> What to do: Your answer should be an exact copy of the data.
Source data section start
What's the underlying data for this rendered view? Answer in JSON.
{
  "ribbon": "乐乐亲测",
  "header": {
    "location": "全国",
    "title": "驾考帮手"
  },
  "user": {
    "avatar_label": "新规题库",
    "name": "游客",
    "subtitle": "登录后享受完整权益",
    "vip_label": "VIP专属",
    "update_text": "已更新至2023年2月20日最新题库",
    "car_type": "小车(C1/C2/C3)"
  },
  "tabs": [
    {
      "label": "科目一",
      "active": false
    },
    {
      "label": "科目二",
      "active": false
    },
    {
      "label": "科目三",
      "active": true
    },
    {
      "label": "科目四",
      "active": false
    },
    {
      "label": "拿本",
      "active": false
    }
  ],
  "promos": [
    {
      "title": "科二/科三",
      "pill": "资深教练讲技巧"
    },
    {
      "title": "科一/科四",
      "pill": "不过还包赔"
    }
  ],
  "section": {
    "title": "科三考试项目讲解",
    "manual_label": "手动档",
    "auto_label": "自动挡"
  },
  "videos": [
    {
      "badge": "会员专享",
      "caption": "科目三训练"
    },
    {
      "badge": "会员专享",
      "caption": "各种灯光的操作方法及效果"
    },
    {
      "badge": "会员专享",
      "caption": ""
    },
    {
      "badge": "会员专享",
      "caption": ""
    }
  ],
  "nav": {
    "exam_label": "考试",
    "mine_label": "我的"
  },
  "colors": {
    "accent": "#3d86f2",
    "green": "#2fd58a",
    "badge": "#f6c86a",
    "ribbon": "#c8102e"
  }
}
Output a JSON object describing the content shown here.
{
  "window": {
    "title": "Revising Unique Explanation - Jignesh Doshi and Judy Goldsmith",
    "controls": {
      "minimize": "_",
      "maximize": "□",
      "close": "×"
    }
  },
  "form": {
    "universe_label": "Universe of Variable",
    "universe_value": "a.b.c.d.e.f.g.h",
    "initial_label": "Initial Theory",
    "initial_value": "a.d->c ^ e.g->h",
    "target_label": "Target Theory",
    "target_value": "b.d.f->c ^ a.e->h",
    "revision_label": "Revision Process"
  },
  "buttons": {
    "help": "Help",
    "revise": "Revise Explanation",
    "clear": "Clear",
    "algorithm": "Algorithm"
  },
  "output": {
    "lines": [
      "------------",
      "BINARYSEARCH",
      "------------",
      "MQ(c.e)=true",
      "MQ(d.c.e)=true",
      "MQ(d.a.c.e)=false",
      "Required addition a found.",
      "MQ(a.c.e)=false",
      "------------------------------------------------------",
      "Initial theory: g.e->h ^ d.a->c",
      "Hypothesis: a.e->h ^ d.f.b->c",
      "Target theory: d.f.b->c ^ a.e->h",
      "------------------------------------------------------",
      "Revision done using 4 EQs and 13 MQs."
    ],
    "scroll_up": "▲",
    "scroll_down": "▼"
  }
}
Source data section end
> Reply:
What's the underlying data for this rendered view? Answer in JSON.
{
  "ribbon": "乐乐亲测",
  "header": {
    "location": "全国",
    "title": "驾考帮手"
  },
  "user": {
    "avatar_label": "新规题库",
    "name": "游客",
    "subtitle": "登录后享受完整权益",
    "vip_label": "VIP专属",
    "update_text": "已更新至2023年2月20日最新题库",
    "car_type": "小车(C1/C2/C3)"
  },
  "tabs": [
    {
      "label": "科目一",
      "active": false
    },
    {
      "label": "科目二",
      "active": false
    },
    {
      "label": "科目三",
      "active": true
    },
    {
      "label": "科目四",
      "active": false
    },
    {
      "label": "拿本",
      "active": false
    }
  ],
  "promos": [
    {
      "title": "科二/科三",
      "pill": "资深教练讲技巧"
    },
    {
      "title": "科一/科四",
      "pill": "不过还包赔"
    }
  ],
  "section": {
    "title": "科三考试项目讲解",
    "manual_label": "手动档",
    "auto_label": "自动挡"
  },
  "videos": [
    {
      "badge": "会员专享",
      "caption": "科目三训练"
    },
    {
      "badge": "会员专享",
      "caption": "各种灯光的操作方法及效果"
    },
    {
      "badge": "会员专享",
      "caption": ""
    },
    {
      "badge": "会员专享",
      "caption": ""
    }
  ],
  "nav": {
    "exam_label": "考试",
    "mine_label": "我的"
  },
  "colors": {
    "accent": "#3d86f2",
    "green": "#2fd58a",
    "badge": "#f6c86a",
    "ribbon": "#c8102e"
  }
}
Output a JSON object describing the content shown here.
{
  "window": {
    "title": "Revising Unique Explanation - Jignesh Doshi and Judy Goldsmith",
    "controls": {
      "minimize": "_",
      "maximize": "□",
      "close": "×"
    }
  },
  "form": {
    "universe_label": "Universe of Variable",
    "universe_value": "a.b.c.d.e.f.g.h",
    "initial_label": "Initial Theory",
    "initial_value": "a.d->c ^ e.g->h",
    "target_label": "Target Theory",
    "target_value": "b.d.f->c ^ a.e->h",
    "revision_label": "Revision Process"
  },
  "buttons": {
    "help": "Help",
    "revise": "Revise Explanation",
    "clear": "Clear",
    "algorithm": "Algorithm"
  },
  "output": {
    "lines": [
      "------------",
      "BINARYSEARCH",
      "------------",
      "MQ(c.e)=true",
      "MQ(d.c.e)=true",
      "MQ(d.a.c.e)=false",
      "Required addition a found.",
      "MQ(a.c.e)=false",
      "------------------------------------------------------",
      "Initial theory: g.e->h ^ d.a->c",
      "Hypothesis: a.e->h ^ d.f.b->c",
      "Target theory: d.f.b->c ^ a.e->h",
      "------------------------------------------------------",
      "Revision done using 4 EQs and 13 MQs."
    ],
    "scroll_up": "▲",
    "scroll_down": "▼"
  }
}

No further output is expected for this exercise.